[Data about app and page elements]
+ + +

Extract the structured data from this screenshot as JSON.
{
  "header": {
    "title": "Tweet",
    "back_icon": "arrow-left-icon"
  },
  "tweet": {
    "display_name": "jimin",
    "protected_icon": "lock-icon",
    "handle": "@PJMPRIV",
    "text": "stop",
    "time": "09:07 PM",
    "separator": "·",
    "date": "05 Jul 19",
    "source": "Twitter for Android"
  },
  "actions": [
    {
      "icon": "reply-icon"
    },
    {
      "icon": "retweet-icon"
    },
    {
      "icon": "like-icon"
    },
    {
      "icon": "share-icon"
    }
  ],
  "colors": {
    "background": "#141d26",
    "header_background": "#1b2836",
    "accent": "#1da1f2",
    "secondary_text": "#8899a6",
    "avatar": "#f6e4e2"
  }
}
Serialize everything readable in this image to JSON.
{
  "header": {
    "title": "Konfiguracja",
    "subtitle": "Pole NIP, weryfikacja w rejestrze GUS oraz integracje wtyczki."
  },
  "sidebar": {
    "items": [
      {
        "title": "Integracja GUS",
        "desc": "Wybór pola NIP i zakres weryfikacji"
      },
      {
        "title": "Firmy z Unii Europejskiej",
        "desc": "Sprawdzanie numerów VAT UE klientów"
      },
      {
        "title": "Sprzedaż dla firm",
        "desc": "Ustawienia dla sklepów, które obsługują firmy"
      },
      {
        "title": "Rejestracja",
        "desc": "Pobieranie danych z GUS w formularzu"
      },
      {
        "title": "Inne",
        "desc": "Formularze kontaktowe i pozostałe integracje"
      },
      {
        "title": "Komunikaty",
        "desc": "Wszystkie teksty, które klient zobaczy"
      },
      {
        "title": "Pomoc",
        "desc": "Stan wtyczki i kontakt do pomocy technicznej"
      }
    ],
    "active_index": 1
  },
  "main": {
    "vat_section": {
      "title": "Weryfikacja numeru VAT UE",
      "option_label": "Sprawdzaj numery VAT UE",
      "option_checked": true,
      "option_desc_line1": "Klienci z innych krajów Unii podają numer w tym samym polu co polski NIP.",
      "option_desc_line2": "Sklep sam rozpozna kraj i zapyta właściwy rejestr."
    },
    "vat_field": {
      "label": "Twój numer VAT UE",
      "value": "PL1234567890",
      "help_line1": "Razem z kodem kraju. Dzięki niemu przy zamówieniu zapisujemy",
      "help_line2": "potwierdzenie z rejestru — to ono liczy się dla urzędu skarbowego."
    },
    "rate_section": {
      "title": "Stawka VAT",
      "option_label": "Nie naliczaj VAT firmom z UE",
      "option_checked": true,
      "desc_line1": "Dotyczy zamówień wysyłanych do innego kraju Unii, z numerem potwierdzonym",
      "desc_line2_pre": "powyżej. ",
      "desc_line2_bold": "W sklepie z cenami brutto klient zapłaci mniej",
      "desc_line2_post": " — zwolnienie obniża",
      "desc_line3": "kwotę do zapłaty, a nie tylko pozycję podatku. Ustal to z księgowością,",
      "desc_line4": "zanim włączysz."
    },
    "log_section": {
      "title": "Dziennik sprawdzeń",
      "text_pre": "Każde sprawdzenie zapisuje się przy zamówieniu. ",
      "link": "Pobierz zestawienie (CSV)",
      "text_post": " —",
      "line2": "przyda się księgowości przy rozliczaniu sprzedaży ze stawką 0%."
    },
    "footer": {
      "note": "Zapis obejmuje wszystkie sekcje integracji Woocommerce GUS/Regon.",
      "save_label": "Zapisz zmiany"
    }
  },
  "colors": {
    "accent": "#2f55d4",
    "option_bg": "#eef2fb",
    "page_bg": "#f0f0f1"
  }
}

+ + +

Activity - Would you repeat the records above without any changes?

Problem solution -
Extract the structured data from this screenshot as JSON.
{
  "header": {
    "title": "Tweet",
    "back_icon": "arrow-left-icon"
  },
  "tweet": {
    "display_name": "jimin",
    "protected_icon": "lock-icon",
    "handle": "@PJMPRIV",
    "text": "stop",
    "time": "09:07 PM",
    "separator": "·",
    "date": "05 Jul 19",
    "source": "Twitter for Android"
  },
  "actions": [
    {
      "icon": "reply-icon"
    },
    {
      "icon": "retweet-icon"
    },
    {
      "icon": "like-icon"
    },
    {
      "icon": "share-icon"
    }
  ],
  "colors": {
    "background": "#141d26",
    "header_background": "#1b2836",
    "accent": "#1da1f2",
    "secondary_text": "#8899a6",
    "avatar": "#f6e4e2"
  }
}
Serialize everything readable in this image to JSON.
{
  "header": {
    "title": "Konfiguracja",
    "subtitle": "Pole NIP, weryfikacja w rejestrze GUS oraz integracje wtyczki."
  },
  "sidebar": {
    "items": [
      {
        "title": "Integracja GUS",
        "desc": "Wybór pola NIP i zakres weryfikacji"
      },
      {
        "title": "Firmy z Unii Europejskiej",
        "desc": "Sprawdzanie numerów VAT UE klientów"
      },
      {
        "title": "Sprzedaż dla firm",
        "desc": "Ustawienia dla sklepów, które obsługują firmy"
      },
      {
        "title": "Rejestracja",
        "desc": "Pobieranie danych z GUS w formularzu"
      },
      {
        "title": "Inne",
        "desc": "Formularze kontaktowe i pozostałe integracje"
      },
      {
        "title": "Komunikaty",
        "desc": "Wszystkie teksty, które klient zobaczy"
      },
      {
        "title": "Pomoc",
        "desc": "Stan wtyczki i kontakt do pomocy technicznej"
      }
    ],
    "active_index": 1
  },
  "main": {
    "vat_section": {
      "title": "Weryfikacja numeru VAT UE",
      "option_label": "Sprawdzaj numery VAT UE",
      "option_checked": true,
      "option_desc_line1": "Klienci z innych krajów Unii podają numer w tym samym polu co polski NIP.",
      "option_desc_line2": "Sklep sam rozpozna kraj i zapyta właściwy rejestr."
    },
    "vat_field": {
      "label": "Twój numer VAT UE",
      "value": "PL1234567890",
      "help_line1": "Razem z kodem kraju. Dzięki niemu przy zamówieniu zapisujemy",
      "help_line2": "potwierdzenie z rejestru — to ono liczy się dla urzędu skarbowego."
    },
    "rate_section": {
      "title": "Stawka VAT",
      "option_label": "Nie naliczaj VAT firmom z UE",
      "option_checked": true,
      "desc_line1": "Dotyczy zamówień wysyłanych do innego kraju Unii, z numerem potwierdzonym",
      "desc_line2_pre": "powyżej. ",
      "desc_line2_bold": "W sklepie z cenami brutto klient zapłaci mniej",
      "desc_line2_post": " — zwolnienie obniża",
      "desc_line3": "kwotę do zapłaty, a nie tylko pozycję podatku. Ustal to z księgowością,",
      "desc_line4": "zanim włączysz."
    },
    "log_section": {
      "title": "Dziennik sprawdzeń",
      "text_pre": "Każde sprawdzenie zapisuje się przy zamówieniu. ",
      "link": "Pobierz zestawienie (CSV)",
      "text_post": " —",
      "line2": "przyda się księgowości przy rozliczaniu sprzedaży ze stawką 0%."
    },
    "footer": {
      "note": "Zapis obejmuje wszystkie sekcje integracji Woocommerce GUS/Regon.",
      "save_label": "Zapisz zmiany"
    }
  },
  "colors": {
    "accent": "#2f55d4",
    "option_bg": "#eef2fb",
    "page_bg": "#f0f0f1"
  }
}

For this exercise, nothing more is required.